How to plant an herb garden with your kids
As many of you know we homeschool our boys. We are on your seventh year! Sometimes that is hard to believe.
My husband and I both attended public school for our entire school education. We both remember an organization called 4H. Do you remember it? I think school age kids all over the US have heard of it. It is a council that began over 100 years ago and over the years it has become the nation’s largest youth development program.
The premise is very simple. It is all about helping young people and their families gain the skills needed to be proactive forces in their community and to foster development of ideas for a more innovative economy.
So, how does 4H encourage children and their families to do this?

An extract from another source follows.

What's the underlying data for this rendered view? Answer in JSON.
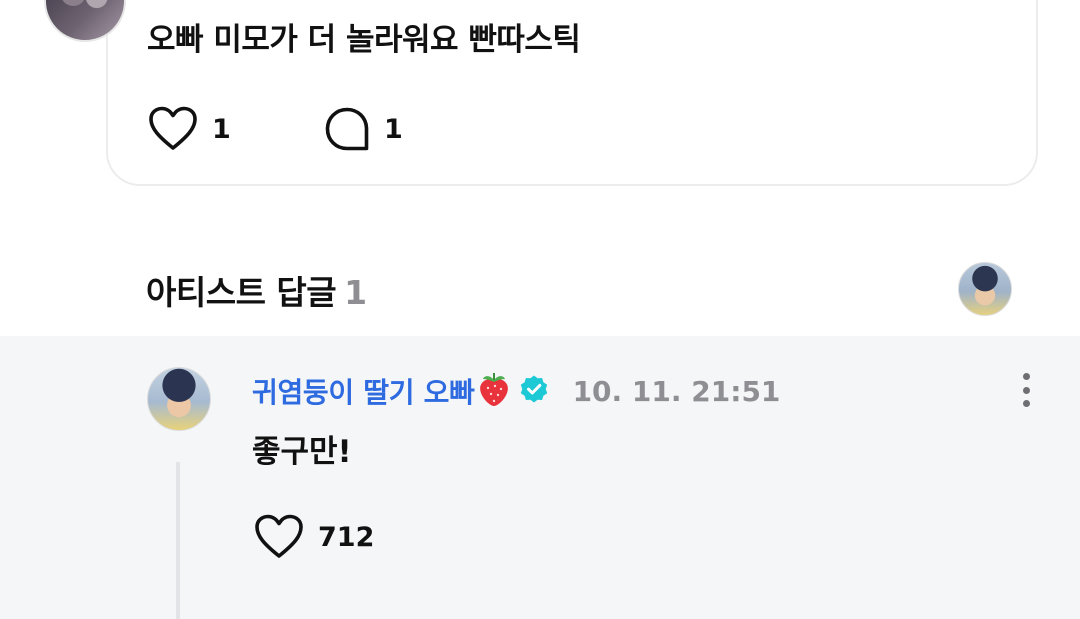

When you are part of the 4H initiatives, you get involved in hands on activities that focus on things like health, science, citizenship or agriculture. Parents or adults mentor and guide children through these activities.
As entrepreneurs, my husband and I certainly appreciate this! We have six boys at home and we constantly have conversations about HOW they can improve the future, how they can lead their own future, and utilizing their God given gifts to do so.
While we chose to do a STEM inspired activity as a family, the options are pretty much endless. You could do any activity that involves agriculture, healthy living, community service, etc. Think- anything that helps kids gain skills that encourage a successful life. And, it’s fun!!
Want to know what we did? We planted an herb garden at our brand new (to us) home. We literally are just starting to move in this week. And before we moved one stitch of furniture in, we planted an herb garden!! My kids THRIVE off of stuff like this, especially one of my 12 year old twins, Luke. Even our littles got involved. I love teaching them to grow the things they want to eat. I think when they help put the hard work and elbow grease into things like growing their food, it naturally does a couple of things for a child. First, it encourages patience. Waiting for food to grow can take time. But, it is so rewarding. And second, it will make them thing twice about being wasteful. I think we live in a world where things seem to be at our finger tips and readily available all the time. We want our children to be grateful for the things they have and less impulsive. Believe me, this certainly can be a struggle at our house. Hands on, family activities such as growing a garden together is an amazing place to start!
Here is what we did. We made a trip as a family to the local home improvement store to shop for plants. Here is what we decided on; basil, thymes, sweet banana pepper, red bell pepper, spearmint, tomato, a miniature lemon tree and a miniature lime tree.
We came home and cleared out one of the flower beds from the existing owners. Luke did such an amazing job, I am so proud of him.
He identified with my husband that the existing rose bush that was in this bed, was dead. He removed that plan, dug deep to ensure all of the roots were removed (some of the root had extended into an attached bed) and turned the soil thoroughly.
He worked so hard at it and probably did a better job than I would have at the age of 12.
I love how much a pays attention to details and cares to always give 100% when he works on a project.
Once the soil was completely turned, it was time to start added the plants.
Luke and I mapped out where each plant would go in the bed.
We put the larger plants towards the back of the bed.
We read each container and the depth and spacing suggestions for each plant.
Even the baby helped handing us plants as we were ready to remove them from the containers and get them into the ground.
Here is Jack handing Luke the container of German Thyme. He was so proud of himself for helping.
Luke was fascinated with the rooting that had taken place inside each container as we removed them to plant them in the ground!
We talked about the hard work out into each plant being as healthy as it is before it makes it into our garden.
Look at those roots! Luke was genuinely amazed!
Here is how our bed looked when we were done.
Back row from left to right: tomato, red bell pepper and sweet banana pepper.
Front row from left to right: 2 sweet basil plants (I love basil!), thyme and spearmint.
We decided we would plant the two miniature fruit trees in pots so we can move them into the garage should there be a freeze. I have read they can handle up to 30 degree temperatures, and our new home is in San Antonio where we does not get very cold, but I wanted the flexibility to move them if need be. We may decide in the future to plant them into the ground. We have multiple existing bed options in our backyard.
Luke watered the plants one by one.
As a mama who has watched my kids learn and grow every single day, I am here to tell you projects like this not only leave lasting memories with your children, but hands on is one of the best ways for many children to learn.
I want to encourage parents out there to get involved in your local 4H group. You can do this if you are in public school or if you homeschool. The impact that is left on our children will last a lifetime!
Encourage your children to be doers! Will you be a part of the 30 Days of Doing your kiddos? Trust me, it is something you will not regret!
Be a part of the 30 Days of Doing Contest. You could win a $10,000 scholarship for your child!
This is a sponsored post. All views, ideas, opinions are my own.
This is such a fun and great idea. I’m sad we didn’t get any kind of garden in this year, and next year we’re doing it for sure!
Love how you get your kids involved. We need to plant a garden, I’ve been trying to do this! Thanks for the inspiration. 🙂
I have always wanted to have a herb garden. And this is such a great way to keep kids busy. Thank you for this brilliant idea.
I remember enjoying our bean sprout activity when I was in grade school. Gardening is really such a great and fun activity for the kids 🙂